In Germany this summer, I visited a museum documenting the peculiar carnival celebrations the region once held. Like other carnivals across the world, masks were central to the festivities, an example of which is shown above. I was reminded of the German celebration several times while learning about the native peoples of Alaska, who also used masks often in their rituals.

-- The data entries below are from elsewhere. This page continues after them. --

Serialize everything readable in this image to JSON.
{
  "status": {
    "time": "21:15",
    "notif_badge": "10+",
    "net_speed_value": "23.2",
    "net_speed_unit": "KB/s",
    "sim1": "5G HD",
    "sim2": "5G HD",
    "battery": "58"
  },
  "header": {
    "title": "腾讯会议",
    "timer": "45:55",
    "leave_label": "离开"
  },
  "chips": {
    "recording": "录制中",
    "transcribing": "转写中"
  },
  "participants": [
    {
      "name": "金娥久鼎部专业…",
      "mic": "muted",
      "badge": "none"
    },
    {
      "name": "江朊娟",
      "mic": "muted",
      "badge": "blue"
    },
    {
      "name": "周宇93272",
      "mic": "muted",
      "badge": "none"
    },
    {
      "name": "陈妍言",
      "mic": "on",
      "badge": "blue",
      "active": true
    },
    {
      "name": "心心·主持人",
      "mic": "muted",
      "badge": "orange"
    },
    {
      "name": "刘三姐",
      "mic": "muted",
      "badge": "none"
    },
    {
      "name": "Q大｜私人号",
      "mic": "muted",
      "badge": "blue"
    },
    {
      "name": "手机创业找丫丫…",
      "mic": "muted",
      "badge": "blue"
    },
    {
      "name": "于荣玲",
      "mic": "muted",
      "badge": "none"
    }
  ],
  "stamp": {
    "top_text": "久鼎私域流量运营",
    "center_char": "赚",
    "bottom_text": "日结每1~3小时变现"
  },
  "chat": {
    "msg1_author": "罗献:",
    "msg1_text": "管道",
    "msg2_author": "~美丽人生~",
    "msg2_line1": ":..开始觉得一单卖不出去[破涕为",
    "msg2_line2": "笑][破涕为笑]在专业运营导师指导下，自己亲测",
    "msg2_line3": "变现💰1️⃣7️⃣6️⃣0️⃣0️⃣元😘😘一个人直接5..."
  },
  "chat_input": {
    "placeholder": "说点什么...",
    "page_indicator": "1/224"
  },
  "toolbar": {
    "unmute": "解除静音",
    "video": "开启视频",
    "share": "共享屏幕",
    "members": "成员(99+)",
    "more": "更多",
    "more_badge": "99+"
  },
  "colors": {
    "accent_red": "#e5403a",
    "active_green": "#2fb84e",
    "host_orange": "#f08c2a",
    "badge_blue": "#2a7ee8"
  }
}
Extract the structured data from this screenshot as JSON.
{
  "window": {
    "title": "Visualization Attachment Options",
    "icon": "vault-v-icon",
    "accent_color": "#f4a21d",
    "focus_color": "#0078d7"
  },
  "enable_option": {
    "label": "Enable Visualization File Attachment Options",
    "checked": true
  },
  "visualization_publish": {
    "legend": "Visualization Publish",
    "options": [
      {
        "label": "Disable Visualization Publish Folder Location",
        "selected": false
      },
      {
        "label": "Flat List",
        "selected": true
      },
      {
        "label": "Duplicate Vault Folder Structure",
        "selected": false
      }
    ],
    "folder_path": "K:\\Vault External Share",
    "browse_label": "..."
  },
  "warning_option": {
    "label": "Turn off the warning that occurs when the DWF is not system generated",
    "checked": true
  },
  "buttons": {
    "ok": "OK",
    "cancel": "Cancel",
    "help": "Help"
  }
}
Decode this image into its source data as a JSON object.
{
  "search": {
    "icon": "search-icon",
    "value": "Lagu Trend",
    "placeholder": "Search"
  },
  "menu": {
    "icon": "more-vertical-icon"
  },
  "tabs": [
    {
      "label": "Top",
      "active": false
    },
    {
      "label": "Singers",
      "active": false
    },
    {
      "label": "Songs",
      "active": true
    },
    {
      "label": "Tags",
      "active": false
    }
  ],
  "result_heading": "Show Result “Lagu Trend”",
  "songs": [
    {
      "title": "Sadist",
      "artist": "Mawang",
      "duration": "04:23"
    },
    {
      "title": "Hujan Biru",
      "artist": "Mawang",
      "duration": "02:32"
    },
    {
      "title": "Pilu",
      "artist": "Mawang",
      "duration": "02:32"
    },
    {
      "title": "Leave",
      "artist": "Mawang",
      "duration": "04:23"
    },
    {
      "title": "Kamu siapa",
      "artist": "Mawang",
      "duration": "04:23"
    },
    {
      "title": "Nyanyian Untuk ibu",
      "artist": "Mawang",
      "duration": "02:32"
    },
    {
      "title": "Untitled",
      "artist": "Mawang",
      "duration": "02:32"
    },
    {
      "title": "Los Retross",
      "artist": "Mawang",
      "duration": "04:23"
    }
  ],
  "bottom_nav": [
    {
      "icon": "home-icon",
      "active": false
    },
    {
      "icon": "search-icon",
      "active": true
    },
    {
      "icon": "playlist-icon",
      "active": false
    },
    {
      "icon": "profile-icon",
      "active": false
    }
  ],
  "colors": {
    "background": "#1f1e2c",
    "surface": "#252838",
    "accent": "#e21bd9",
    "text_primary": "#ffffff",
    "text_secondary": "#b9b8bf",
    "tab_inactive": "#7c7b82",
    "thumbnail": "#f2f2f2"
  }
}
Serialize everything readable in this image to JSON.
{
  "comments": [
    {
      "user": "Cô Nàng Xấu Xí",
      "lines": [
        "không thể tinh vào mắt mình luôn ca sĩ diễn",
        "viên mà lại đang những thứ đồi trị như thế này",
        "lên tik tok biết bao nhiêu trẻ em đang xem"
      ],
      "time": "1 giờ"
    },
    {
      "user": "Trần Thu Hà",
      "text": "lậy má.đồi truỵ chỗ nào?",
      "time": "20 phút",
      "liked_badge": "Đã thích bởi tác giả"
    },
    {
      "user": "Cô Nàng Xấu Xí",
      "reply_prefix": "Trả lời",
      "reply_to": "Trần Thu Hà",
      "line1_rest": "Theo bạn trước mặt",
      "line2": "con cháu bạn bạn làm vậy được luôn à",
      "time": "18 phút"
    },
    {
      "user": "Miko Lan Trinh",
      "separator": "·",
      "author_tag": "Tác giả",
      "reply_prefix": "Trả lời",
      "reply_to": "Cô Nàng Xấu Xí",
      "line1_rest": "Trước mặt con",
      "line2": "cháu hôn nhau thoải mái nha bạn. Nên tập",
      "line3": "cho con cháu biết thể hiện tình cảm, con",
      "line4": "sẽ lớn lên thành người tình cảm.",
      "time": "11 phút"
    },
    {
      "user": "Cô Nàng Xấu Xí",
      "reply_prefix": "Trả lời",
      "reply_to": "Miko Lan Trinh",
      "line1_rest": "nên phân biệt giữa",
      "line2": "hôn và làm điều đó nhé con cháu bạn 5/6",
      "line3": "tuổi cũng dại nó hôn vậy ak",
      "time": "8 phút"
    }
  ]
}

That these two peoples, living on opposite sides of the world, both developed intricate mask making skills is fascinating to me. I realize they by no means are the only two cultures to do so, but encountering them in places as divergent as Southern Germany and Alaska imparted upon me how there must be something very human about wanting to put on a mask. And, apparently, anti-Christian. When the Reformation occurred, protestant clergy banned the carnival celebrations in Europe, leading to a decline in that mask-making tradition where Catholicism lost hold. Likewise, when protestant missionaries came to the American arctic, human masks were banned amongst the indigenous people.